The International Olympic Committee told ABC News in an emailed statement on Monday that it remains in touch with the WHO as well as its own medical experts, and that it has "full confidence that the relevant authorities, in particular in Japan and China, will take all the necessary measures to address the situation."
For weeks, there's been speculation that the viral outbreak could disrupt the Tokyo Olympics, which is slated to start on July 24.
Since the first modern games were held in Athens, Greece, in 1896, the international sporting event has only been canceled during times of war. The 2016 Summer Olympics in Rio de Janeiro, Brazil, took place as scheduled despite an outbreak of the Zika virus.
Dick Pound, a former Canadian swimming champion who is now a senior member of the International Olympic Committee, told The Associated Press that organizers are more likely to cancel the event altogether than to postpone or move it to another location. He estimated there's a two- to three-month window to decide the fate of the games.
"In and around that time, I'd say folks are going to have to ask: 'Is this under sufficient control that we can be confident about going to Tokyo or not?'" Pound said in an exclusive interview last week. "All indications are at this stage that it will be business as usual."
Faced with a slew of questions during an interview last Thursday limited to Japanese media, International Olympic Committee President Thomas Bach reiterated that they are "fully committed to the success of the Olympic Games Tokyo 2020," and he encouraged athletes to "go ahead with full steam with regard to their training and their preparations." He declined to speculate about a postponement or cancellation in response to Pound's comments.
"I'm not ready to add fuel to the flames of speculation there in any way," Bach told reporters.
ABC News called the Tokyo Olympic organizing committee's press office on Monday and asked what might happen if the viral outbreak worsens in Japan.

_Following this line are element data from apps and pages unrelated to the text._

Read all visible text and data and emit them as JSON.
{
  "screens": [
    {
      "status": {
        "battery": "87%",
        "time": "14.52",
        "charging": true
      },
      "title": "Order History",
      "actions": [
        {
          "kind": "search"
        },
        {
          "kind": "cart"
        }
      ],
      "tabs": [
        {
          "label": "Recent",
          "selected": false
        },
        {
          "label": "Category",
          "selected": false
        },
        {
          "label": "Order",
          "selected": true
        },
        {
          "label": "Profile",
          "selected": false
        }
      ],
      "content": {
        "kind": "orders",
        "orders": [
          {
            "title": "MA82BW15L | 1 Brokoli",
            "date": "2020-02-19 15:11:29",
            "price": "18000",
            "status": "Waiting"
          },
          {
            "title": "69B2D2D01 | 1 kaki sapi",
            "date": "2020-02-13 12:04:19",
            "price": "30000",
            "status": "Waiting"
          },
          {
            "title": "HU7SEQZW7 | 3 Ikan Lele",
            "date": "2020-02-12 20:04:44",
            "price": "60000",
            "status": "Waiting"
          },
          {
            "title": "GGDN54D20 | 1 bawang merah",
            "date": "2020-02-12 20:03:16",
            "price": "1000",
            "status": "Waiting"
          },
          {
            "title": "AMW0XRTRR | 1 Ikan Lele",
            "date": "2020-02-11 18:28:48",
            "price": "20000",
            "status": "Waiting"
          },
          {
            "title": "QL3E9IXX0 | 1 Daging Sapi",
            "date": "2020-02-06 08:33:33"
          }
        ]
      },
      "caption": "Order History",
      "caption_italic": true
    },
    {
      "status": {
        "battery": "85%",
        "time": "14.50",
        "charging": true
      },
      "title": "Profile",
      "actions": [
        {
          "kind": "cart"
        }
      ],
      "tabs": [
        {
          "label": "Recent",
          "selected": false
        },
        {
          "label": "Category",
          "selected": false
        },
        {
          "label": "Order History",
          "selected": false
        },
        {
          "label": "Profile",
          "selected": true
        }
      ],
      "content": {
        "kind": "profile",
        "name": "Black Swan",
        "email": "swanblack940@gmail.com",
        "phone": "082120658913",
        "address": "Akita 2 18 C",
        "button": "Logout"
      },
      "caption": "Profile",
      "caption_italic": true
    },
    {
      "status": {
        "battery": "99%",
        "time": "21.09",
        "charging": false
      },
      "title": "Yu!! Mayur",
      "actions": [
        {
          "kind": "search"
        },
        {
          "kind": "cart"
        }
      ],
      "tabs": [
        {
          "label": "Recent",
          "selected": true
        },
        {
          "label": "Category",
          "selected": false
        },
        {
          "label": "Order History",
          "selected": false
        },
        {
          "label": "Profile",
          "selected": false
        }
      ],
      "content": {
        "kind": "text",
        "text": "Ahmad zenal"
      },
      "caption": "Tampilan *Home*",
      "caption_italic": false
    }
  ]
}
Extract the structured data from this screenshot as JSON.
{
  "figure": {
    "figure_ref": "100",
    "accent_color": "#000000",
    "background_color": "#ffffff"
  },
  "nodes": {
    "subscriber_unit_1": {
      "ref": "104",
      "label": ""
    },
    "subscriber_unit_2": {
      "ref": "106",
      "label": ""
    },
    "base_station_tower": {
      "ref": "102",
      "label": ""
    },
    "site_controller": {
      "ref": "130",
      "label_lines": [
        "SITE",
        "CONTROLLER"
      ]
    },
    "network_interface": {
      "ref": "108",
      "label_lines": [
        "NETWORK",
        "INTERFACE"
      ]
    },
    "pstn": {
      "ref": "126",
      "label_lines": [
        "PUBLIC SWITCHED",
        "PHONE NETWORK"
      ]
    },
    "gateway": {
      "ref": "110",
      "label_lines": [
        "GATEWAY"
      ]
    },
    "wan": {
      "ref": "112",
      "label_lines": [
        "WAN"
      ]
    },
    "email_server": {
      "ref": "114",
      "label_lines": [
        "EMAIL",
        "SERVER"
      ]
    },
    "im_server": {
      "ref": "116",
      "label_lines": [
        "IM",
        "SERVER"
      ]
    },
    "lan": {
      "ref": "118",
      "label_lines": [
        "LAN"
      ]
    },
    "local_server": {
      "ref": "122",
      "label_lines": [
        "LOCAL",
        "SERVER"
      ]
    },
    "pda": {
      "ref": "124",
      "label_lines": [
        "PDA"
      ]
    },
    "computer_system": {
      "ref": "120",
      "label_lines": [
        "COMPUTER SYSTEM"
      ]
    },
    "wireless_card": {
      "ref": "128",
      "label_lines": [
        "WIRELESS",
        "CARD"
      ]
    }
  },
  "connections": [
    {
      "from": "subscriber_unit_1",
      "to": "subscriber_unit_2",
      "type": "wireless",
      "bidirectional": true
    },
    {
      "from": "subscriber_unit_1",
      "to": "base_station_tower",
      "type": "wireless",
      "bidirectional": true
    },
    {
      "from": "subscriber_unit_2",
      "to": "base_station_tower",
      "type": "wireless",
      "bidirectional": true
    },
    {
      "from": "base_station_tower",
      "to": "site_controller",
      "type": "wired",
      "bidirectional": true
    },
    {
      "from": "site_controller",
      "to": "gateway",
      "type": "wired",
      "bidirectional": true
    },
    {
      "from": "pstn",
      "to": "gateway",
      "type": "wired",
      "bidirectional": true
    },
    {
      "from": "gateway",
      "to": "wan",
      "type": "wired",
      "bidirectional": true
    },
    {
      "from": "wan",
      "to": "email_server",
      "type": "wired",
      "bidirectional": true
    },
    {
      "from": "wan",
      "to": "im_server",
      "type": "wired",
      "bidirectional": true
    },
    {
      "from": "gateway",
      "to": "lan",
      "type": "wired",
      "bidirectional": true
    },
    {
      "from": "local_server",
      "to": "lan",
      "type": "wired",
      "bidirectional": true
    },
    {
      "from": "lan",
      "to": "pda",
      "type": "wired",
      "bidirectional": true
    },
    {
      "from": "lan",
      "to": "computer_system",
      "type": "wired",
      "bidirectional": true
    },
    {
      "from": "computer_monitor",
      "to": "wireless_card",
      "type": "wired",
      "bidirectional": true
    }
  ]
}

The woman on the other end of the line, who only wished to give her name as Hitomi and confirmed she was authorized to speak on behalf of the organizing committee, simply said, "We are not giving answers to 'what if' questions."
Reporting by ABC News' Anthony Trotter in Tokyo, Japan. Writing and additional reporting by ABC News' Morgan Winsor in London, United Kingdom.